==== Data provided
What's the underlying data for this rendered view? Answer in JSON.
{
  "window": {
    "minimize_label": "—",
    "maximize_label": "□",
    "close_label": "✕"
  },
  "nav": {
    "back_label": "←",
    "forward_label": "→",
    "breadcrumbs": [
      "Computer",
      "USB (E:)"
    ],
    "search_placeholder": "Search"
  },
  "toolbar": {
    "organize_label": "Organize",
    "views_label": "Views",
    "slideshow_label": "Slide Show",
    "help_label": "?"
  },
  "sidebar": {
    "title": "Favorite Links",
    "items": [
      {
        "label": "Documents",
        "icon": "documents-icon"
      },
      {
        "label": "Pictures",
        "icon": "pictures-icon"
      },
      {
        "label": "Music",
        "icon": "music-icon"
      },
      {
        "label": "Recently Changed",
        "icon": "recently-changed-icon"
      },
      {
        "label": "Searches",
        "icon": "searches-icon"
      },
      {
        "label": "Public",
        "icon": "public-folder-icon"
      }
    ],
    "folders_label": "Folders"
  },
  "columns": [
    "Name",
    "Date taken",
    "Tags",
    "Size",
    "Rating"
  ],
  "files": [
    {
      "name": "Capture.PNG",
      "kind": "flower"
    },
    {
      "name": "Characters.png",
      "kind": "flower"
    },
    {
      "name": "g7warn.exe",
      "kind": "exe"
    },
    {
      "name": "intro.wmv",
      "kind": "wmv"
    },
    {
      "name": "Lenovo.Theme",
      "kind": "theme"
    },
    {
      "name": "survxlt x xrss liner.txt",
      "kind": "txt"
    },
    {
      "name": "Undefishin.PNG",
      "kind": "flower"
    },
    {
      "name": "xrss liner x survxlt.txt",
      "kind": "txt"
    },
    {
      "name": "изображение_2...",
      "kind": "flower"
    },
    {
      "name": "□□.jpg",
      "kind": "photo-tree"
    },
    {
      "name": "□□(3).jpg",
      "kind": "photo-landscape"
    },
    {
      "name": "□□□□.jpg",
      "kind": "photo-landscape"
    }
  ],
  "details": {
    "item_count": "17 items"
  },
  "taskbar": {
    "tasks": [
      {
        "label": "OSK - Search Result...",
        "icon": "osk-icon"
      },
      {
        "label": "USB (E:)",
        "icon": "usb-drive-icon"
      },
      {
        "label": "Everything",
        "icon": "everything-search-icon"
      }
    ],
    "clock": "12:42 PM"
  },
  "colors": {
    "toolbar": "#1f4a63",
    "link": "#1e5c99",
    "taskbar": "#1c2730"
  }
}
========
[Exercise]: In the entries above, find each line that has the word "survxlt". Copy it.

[Written reply]:
      "name": "survxlt x xrss liner.txt",
      "name": "xrss liner x survxlt.txt",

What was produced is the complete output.